Wild Card Wednesday: Hurting, Not Helping
We have a crazy cat lady that comes to our clinic on a regular basis.
While I realize that it is unkind to label her as such, please consider the following facts: She runs a “cat rescue” that consists of her bringing any cat (and sometimes dogs) that she finds to a house that she has bought specifically for this purpose. These animals live in cages and live traps, stacked on top of each other, completely filling the rooms of the house. In all we estimate that she has 150-200 animals at any given time. She is the only full-time “employee” of this cat rescue operation, meaning that she is supposed to clean and feed and care for all of these animals, some of whom are extremely sick, or injured. Some are just straight up feral.

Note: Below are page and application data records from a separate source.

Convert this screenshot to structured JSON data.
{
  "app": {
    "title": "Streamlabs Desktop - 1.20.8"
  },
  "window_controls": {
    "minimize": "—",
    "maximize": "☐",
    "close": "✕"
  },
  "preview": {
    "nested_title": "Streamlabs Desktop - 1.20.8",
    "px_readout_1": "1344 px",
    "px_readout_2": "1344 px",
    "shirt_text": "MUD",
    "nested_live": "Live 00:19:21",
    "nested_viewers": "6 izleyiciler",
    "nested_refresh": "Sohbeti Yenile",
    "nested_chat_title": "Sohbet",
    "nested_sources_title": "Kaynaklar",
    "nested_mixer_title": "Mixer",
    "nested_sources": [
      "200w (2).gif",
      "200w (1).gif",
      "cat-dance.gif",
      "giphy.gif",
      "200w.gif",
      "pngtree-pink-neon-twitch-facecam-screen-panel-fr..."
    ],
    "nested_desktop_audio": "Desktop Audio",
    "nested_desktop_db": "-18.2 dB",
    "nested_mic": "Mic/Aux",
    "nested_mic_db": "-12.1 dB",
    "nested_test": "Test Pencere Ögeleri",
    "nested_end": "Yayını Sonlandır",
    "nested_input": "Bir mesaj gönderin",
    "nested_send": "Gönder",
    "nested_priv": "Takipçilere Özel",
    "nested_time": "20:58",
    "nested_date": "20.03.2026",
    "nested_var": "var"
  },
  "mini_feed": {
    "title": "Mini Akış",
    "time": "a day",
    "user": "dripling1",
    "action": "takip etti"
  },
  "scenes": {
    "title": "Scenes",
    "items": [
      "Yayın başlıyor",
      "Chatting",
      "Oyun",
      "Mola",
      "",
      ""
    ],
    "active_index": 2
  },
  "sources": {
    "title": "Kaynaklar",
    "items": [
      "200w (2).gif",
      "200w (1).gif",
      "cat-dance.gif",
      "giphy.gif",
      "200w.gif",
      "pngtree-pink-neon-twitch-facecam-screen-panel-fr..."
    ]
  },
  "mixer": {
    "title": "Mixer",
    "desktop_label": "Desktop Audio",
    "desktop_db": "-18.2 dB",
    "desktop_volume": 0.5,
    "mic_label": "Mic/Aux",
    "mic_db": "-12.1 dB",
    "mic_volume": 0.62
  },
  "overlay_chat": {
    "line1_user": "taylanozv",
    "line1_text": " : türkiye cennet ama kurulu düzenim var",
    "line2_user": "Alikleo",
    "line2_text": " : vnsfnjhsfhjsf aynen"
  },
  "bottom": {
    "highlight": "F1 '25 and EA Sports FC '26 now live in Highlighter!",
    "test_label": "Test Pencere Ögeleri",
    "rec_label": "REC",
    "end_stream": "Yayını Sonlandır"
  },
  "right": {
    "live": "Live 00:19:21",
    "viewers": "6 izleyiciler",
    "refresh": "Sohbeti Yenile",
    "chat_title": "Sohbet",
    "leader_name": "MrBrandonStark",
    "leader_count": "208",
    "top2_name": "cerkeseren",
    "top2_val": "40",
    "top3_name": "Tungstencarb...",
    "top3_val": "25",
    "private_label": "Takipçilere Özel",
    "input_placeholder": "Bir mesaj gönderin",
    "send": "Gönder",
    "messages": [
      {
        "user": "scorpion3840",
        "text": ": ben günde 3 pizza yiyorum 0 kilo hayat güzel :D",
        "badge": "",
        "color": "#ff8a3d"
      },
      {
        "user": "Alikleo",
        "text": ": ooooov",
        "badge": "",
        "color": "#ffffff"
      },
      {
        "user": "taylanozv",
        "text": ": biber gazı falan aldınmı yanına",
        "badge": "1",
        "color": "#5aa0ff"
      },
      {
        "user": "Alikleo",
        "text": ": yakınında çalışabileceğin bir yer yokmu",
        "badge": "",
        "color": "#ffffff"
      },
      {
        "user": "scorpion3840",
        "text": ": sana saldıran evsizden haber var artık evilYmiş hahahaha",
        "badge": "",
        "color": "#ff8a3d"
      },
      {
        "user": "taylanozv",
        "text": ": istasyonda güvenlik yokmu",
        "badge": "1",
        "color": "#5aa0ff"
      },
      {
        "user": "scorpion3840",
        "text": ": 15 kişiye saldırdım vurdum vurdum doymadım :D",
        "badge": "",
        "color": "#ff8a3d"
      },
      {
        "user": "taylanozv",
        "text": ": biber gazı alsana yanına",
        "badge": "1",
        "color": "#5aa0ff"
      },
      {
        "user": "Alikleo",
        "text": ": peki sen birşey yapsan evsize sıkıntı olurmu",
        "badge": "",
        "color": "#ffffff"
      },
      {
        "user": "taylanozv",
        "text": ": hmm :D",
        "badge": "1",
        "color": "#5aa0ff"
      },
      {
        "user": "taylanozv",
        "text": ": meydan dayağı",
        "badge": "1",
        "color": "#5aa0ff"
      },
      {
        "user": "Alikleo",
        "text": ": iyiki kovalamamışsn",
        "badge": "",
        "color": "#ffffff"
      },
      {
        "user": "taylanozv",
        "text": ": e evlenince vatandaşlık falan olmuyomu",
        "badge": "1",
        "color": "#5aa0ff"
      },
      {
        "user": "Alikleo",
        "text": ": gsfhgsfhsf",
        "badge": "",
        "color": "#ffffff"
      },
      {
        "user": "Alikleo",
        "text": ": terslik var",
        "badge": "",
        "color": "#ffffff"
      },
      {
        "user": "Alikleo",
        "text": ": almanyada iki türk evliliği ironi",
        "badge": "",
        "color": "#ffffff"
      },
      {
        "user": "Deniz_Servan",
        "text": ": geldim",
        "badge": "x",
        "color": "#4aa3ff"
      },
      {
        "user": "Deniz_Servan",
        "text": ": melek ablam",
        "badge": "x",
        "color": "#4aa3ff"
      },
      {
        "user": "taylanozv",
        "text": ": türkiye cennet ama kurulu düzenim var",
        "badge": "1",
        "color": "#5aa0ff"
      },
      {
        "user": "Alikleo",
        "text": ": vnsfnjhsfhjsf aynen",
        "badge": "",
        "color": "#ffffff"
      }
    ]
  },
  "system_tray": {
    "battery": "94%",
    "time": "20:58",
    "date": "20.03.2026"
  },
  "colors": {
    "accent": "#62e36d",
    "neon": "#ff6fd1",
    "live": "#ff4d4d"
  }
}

In theory, she is rescuing these cats so that they have the chance to be adopted.
The reality of the situation is that she is in way over her head. Anyone with multiple cats can tell you what a pain it can be to keep them properly cleaned and cared for– factor in several hundred cats and it comes as no surprise that she cannot maintain an adequate level of sanitation for the animals. The end result of this, sadly, is that a large percentage of the cats she is keeping are chronically ill. This corresponds directly to a low adoption rate for her animals– who wants to take home a cat that is sick or dying?
In the past two weeks she has brought us two cats that needed to be put down immediately due to the state of being they were in. These animals were suffering, and there is no doubt in my mind that we did the kindest thing we could by putting them out of their misery.
But it makes me upset that we are placed in that position because of her inability to say “no”. I suspect that there are good motives behind her actions, but if the end result is an animal in excruciating pain is she really doing that animal a favor by not sending it to animal control?
The one that came in yesterday particularly upset me because the condition it was suffering from is caused only from prolonged illness. It had a prolapsed bowel (yes, it is as painful and disgusting as it sounds), and according to Doc the only two reasons that happens, generally speaking, are a mass in the intestines (rare) or prolonged diarrhea (much more common… and in this case much more likely). This means that our Cat Lady has been watching this animal suffer, possibly for weeks, and didn’t want to bring us this cat because she knew what Doc was going to say to her.
Having spent some time talking to this woman, I am beginning to suspect that she might suffer from some hoarding tendencies. I think Doc knows this, too, but she treats Cat Lady like a client and she treats each animal that Cat Lady brings us with the same dignity and consideration that she would treat someone’s pet.
Have I mentioned that my new boss is a pretty great role model?
But even she was pissed off when she looked inside the cage of yesterday’s poor feline and discovered cockroaches co-habitating. Vets follow the same general code that other Doctor’s do– first do no harm– so I can only imagine how frustrating it must be for her to see this parade of animals that are completely beyond her help except for the inevitable.
I guess this is mostly venting, since in reality there is nothing I can do about this situation. Cat Lady refuses to listen to anyone who suggests that she might not be doing the best by these animals by taking them on without consideration for space, time, or resources. She thinks that as long as the animal isn’t dead she’s saving it’s life.
I just wonder what kind of life being locked up sick in a cage is…